** Provided records follows **

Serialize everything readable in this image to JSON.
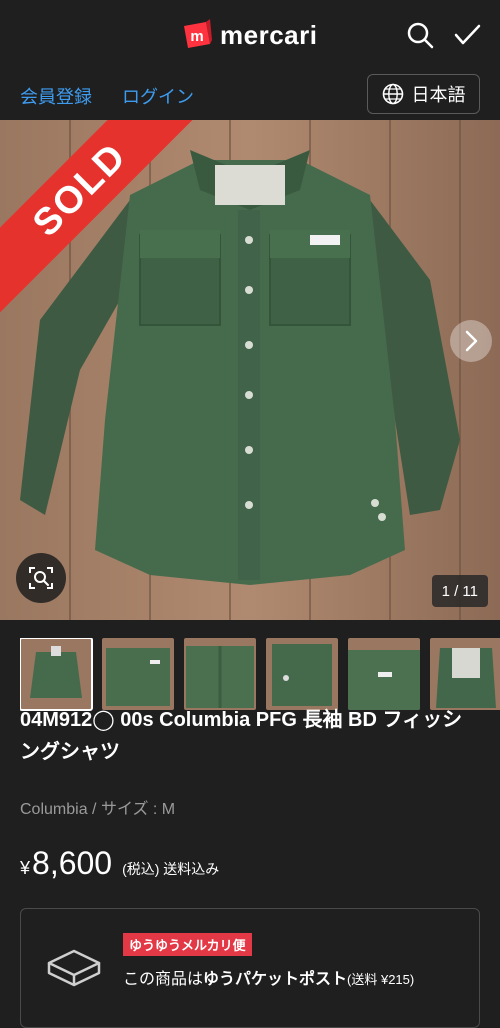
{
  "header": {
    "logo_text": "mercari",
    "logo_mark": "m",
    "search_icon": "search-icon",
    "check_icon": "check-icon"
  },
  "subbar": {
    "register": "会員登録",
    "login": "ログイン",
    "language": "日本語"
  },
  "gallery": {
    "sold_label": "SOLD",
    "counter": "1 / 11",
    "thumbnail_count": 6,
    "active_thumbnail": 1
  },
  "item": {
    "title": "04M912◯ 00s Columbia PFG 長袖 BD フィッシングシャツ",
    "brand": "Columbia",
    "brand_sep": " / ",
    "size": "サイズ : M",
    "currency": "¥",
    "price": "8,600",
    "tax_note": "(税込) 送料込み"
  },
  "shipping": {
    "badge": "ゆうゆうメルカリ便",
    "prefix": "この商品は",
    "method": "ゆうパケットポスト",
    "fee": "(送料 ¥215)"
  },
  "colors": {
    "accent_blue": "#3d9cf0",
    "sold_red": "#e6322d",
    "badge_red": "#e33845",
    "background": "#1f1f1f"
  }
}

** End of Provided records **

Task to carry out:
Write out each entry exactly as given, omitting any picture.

Answer for the task:
Serialize everything readable in this image to JSON.
{
  "header": {
    "logo_text": "mercari",
    "logo_mark": "m",
    "search_icon": "search-icon",
    "check_icon": "check-icon"
  },
  "subbar": {
    "register": "会員登録",
    "login": "ログイン",
    "language": "日本語"
  },
  "gallery": {
    "sold_label": "SOLD",
    "counter": "1 / 11",
    "thumbnail_count": 6,
    "active_thumbnail": 1
  },
  "item": {
    "title": "04M912◯ 00s Columbia PFG 長袖 BD フィッシングシャツ",
    "brand": "Columbia",
    "brand_sep": " / ",
    "size": "サイズ : M",
    "currency": "¥",
    "price": "8,600",
    "tax_note": "(税込) 送料込み"
  },
  "shipping": {
    "badge": "ゆうゆうメルカリ便",
    "prefix": "この商品は",
    "method": "ゆうパケットポスト",
    "fee": "(送料 ¥215)"
  },
  "colors": {
    "accent_blue": "#3d9cf0",
    "sold_red": "#e6322d",
    "badge_red": "#e33845",
    "background": "#1f1f1f"
  }
}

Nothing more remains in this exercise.